→ **Task description**: Check every line of the records below for the string "your" and copy the ones that have it.

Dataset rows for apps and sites
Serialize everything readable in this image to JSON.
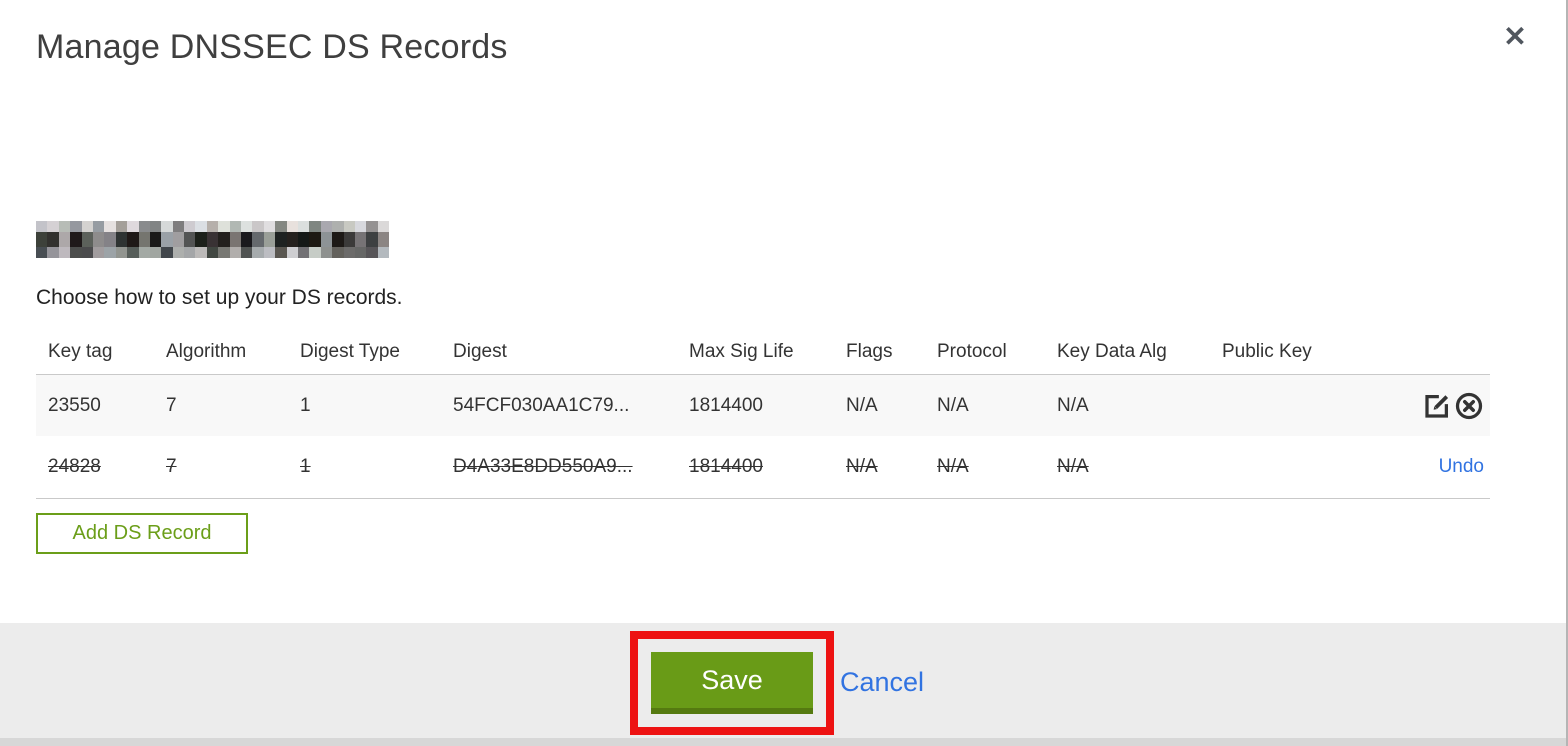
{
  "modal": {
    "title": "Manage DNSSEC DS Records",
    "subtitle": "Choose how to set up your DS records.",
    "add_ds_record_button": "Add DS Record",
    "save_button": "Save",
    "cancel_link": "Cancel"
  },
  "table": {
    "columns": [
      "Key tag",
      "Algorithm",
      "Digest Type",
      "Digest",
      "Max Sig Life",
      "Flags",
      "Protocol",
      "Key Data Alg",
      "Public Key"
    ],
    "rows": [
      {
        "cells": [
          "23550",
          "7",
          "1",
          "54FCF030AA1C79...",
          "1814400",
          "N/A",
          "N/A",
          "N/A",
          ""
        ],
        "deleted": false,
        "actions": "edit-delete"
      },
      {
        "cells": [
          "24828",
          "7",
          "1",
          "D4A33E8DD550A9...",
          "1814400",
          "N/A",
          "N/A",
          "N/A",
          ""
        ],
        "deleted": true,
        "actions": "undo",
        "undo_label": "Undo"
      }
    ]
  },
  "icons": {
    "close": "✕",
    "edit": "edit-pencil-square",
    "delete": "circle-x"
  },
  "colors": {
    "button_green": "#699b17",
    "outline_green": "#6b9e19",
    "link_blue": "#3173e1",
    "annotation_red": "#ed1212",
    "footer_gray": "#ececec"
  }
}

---

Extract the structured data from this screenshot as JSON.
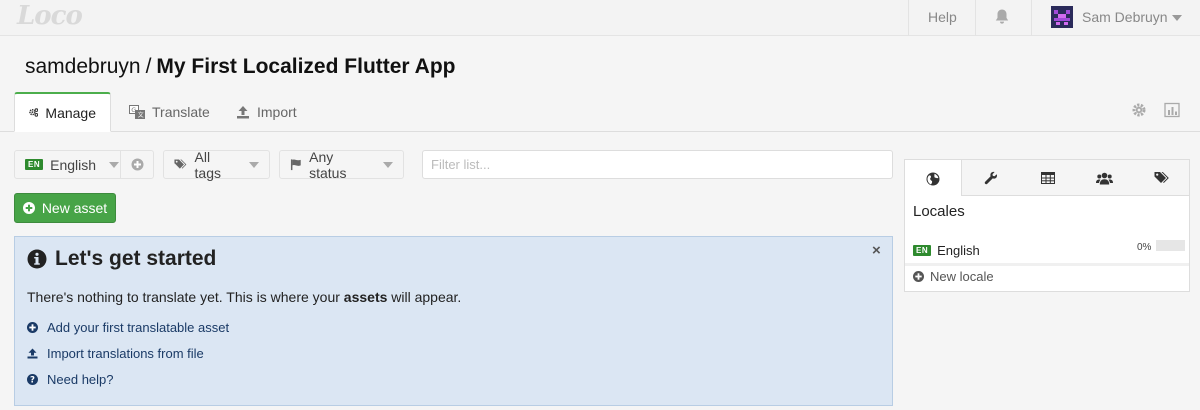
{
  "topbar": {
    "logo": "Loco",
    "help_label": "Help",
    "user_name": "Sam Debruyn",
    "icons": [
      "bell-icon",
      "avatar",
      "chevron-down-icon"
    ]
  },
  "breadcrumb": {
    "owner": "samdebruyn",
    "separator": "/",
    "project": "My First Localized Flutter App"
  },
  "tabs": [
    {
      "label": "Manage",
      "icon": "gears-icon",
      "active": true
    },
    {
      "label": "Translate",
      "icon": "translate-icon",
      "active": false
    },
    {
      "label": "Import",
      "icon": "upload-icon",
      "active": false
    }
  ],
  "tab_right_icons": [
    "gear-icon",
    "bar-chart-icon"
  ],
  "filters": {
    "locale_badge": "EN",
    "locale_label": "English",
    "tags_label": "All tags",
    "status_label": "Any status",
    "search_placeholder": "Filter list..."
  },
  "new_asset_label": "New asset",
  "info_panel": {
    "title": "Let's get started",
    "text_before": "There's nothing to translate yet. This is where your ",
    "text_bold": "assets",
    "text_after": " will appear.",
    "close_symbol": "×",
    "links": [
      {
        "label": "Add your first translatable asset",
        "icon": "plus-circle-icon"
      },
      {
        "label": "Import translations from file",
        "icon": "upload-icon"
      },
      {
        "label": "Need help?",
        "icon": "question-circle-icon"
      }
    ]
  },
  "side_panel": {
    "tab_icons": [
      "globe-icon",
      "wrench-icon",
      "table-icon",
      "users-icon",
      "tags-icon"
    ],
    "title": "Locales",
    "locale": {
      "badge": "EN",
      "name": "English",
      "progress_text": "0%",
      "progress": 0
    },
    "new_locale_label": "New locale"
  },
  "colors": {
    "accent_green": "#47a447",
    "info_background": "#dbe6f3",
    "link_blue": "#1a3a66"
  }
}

→ **Result for this task**:
    "subtitle": "Choose how to set up your DS records.",
    "text_before": "There's nothing to translate yet. This is where your ",
        "label": "Add your first translatable asset",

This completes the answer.